We have resident pheasants nesting by the top fence, one cock will wait for me by the feeders, seemingly unafraid. One day I was wandering up the garden in a thunderstorm examining the bursting stream when I was startled by a loud flapping of wings. I was face to face with a mute swan that had landed to escape the torrential rain.

The house sits on a hill, the last place up a road and then a field with views across Morecambe Bay to the sunrise and ebb and flow of the tide. After a few years my wife bought me a Bushnell camera, one activated by movement. I set it to twenty seconds of video and waited.
Early on I captured a heron catching a frog. (We have toads and common newts as well.) My brother gave me a plastic heron to put by the pond saying that it would deter other herons. After placing it I went to bed and next morning rose, drew back the curtains - there were two herons by the pond, side by side.
A pair of mallard arrived, she nests at the mill dam up the field and brings her ducklings down in the summer. In winter there are a pair of moorhens. 
We have now counted sixty different birds not including fly pasts - geese, cormorants, a kite and gulls. A sign of change came last year in the form of a little egret at the water’s edge.

One of the delights of the camera is infra red night shots, wood mice moving like Norman MacCaig's ring plover, immobile and then flat out, then static again, shrews and voles, endless grey squirrels and rabbits.
Then there are our special visitors - a fox with a lame back leg, badger in the rhubarb and once a fragile young roe deer under the white barked birches.
One visitor my wife does not like is the brown rat. I have attempted to trap them but all I caught was a blackbird and a jay. On one video the was something swimming in the pond. I hoped it was a water rat but it was just another brown one from the stables next door. (A great source of manure).

I began to write a blog in 2010, (, and it still trundles on - not how to garden but what is happening, week on week, a scattering of recipes and poetry, an occasional diatribe on the world in which we live. 
I am also an Associate of the Royal Photographic Society so much of what happens is recorded in photographs.

For me the spring really gets going, not with the daffodils but with the golden saxifrage carpeting the steam sides with its yellow/green flowers, the emergence of insects, bees and early butterflies, frogspawn, damselflies and common hawkers over the pond.

But this year has been strange, snow, the severe cold then several weeks of heat and drought.
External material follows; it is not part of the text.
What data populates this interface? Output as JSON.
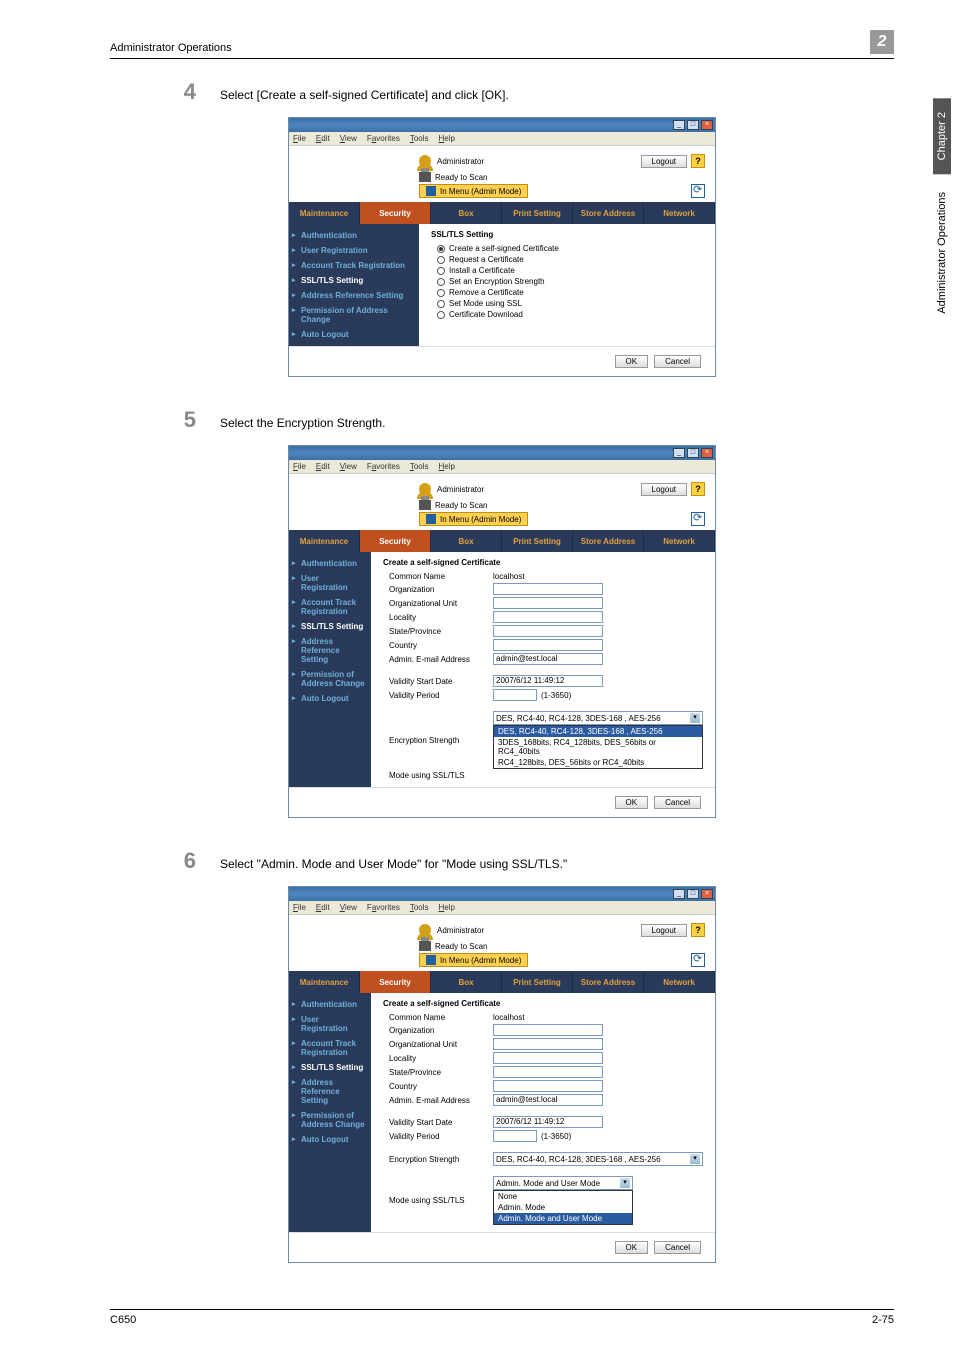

Now, in the late autumn, confused by the seasons, the quince, potentilla and eucryphia are flowering. 

I sit in my room looking up at the wood, watch leaves come and go, the ash last to come, first to go; a greater-spotted woodpecker, almost as skittish as the jays sees me though the window and heads for a high branch. A robin is on the windowsill watching me type and one cock and two hen pheasants prowl under the feeders hoping for dropped offerings. Coal tits carry seed off to be buried and forgotten whilst the fussy great tits discard onto the ground any seed not just right. The pheasants are not so particular.

When the leaves have fallen I am always surprised by the number of nests in small trees and bushes, places I have walked past many times unaware of their existence.

And now as winter approaches and the fieldfare and redwing flocks arrive I still hope for that lottery win and the chance to return land to its natural chaos - no that is not right - to its natural order, its wildness - as long as my wife with her shears will leave it alone. In a way that wish is in conflict with the Cumbria Wildlife Trust of which I am a Life Member (but an inert member) as I would not want to manage my wilderness just return it to entropy and watch.


  1. How brave you were and how well you have been rewarded all the time including all of us in the reward. Thank you.

  2. Great article but yes you are right - I recognize parts.